EXERCISE GOAL:
Check the records below for the word "JSON" and state how many lines contain it, replying with the number only.

Dataset rows for apps and sites:
★ ★ ★ ★ ★

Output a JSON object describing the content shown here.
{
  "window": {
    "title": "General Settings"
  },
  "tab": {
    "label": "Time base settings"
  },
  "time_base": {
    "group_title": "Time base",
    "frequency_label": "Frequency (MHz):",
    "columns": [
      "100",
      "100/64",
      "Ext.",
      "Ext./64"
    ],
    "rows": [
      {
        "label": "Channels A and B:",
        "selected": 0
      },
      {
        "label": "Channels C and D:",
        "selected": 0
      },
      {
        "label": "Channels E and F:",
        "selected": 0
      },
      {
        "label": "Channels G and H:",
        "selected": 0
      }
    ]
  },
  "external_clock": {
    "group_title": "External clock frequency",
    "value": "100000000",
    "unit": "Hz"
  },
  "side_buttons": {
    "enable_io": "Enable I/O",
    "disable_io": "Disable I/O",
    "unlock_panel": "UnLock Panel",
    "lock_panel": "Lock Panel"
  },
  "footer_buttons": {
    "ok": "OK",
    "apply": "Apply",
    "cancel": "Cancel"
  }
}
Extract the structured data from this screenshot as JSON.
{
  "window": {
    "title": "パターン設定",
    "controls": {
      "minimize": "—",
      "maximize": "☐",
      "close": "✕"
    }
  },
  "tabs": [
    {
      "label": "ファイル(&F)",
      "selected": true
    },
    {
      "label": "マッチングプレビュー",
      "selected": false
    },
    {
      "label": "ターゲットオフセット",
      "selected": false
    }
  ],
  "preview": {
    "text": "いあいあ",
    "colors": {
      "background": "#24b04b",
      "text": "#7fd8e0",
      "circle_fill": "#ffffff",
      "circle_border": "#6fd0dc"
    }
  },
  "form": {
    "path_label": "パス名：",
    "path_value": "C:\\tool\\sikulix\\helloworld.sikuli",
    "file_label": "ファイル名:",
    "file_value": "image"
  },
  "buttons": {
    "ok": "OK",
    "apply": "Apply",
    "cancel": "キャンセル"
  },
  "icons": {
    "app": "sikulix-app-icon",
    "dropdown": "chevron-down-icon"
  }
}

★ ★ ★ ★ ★

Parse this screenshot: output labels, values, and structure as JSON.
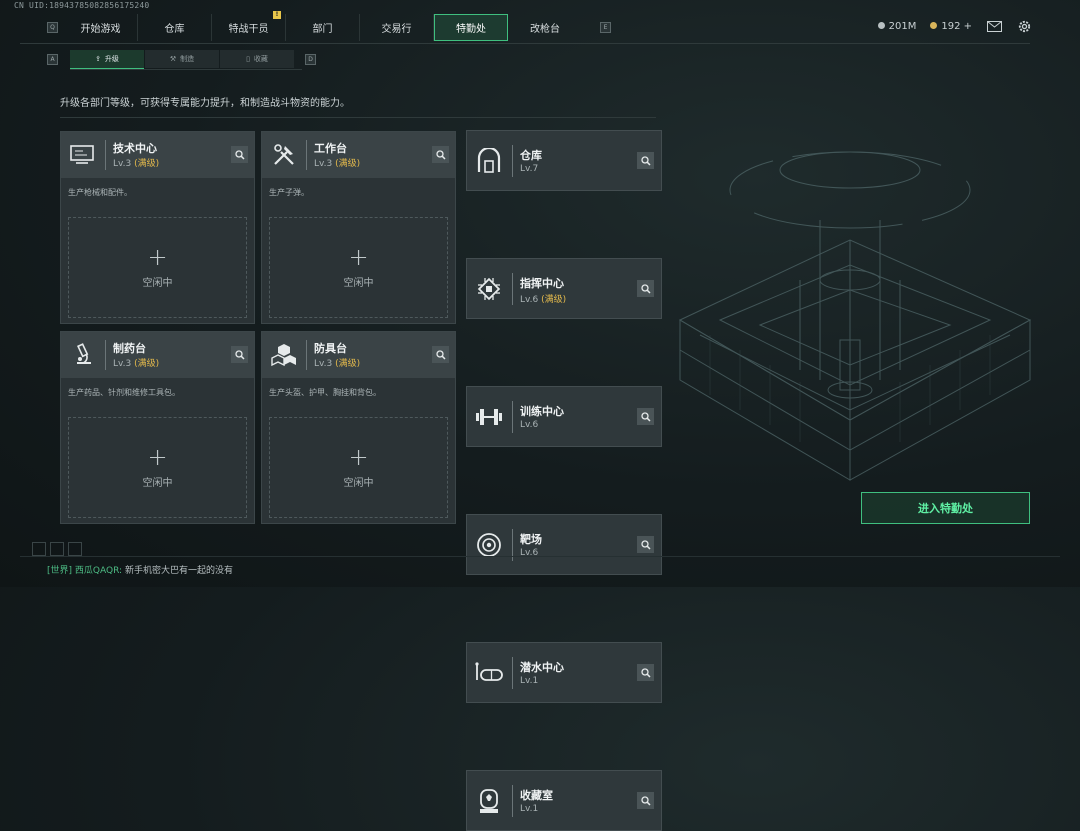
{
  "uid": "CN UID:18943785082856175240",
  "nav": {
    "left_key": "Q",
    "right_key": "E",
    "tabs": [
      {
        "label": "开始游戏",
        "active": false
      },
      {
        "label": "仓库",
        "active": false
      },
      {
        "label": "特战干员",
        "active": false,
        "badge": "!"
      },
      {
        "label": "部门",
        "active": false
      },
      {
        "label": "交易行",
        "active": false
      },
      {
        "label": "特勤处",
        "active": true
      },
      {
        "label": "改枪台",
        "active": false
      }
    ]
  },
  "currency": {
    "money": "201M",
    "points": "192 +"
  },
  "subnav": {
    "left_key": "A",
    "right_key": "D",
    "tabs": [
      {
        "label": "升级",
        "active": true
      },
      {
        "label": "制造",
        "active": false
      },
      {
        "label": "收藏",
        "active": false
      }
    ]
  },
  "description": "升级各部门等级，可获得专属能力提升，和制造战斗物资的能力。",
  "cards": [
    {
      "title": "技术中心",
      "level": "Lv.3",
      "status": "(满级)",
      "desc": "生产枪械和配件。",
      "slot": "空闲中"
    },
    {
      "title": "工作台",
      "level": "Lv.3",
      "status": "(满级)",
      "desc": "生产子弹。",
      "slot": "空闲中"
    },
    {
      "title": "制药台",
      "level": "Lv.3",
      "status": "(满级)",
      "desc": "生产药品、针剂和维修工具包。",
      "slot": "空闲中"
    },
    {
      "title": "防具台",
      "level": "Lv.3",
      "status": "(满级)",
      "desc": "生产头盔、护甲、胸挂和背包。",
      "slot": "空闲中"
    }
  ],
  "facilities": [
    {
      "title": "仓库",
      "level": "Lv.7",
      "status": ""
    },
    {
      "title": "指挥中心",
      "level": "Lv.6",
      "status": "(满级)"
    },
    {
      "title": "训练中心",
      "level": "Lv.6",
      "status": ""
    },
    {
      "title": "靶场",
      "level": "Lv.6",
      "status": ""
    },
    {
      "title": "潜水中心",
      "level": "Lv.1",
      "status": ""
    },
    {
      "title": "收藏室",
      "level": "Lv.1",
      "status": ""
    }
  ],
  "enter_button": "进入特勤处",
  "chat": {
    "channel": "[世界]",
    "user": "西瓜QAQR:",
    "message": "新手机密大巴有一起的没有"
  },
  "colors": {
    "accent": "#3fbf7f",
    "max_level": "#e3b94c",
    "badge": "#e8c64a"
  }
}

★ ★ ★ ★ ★

SOLUTION FOR THIS EXERCISE:
3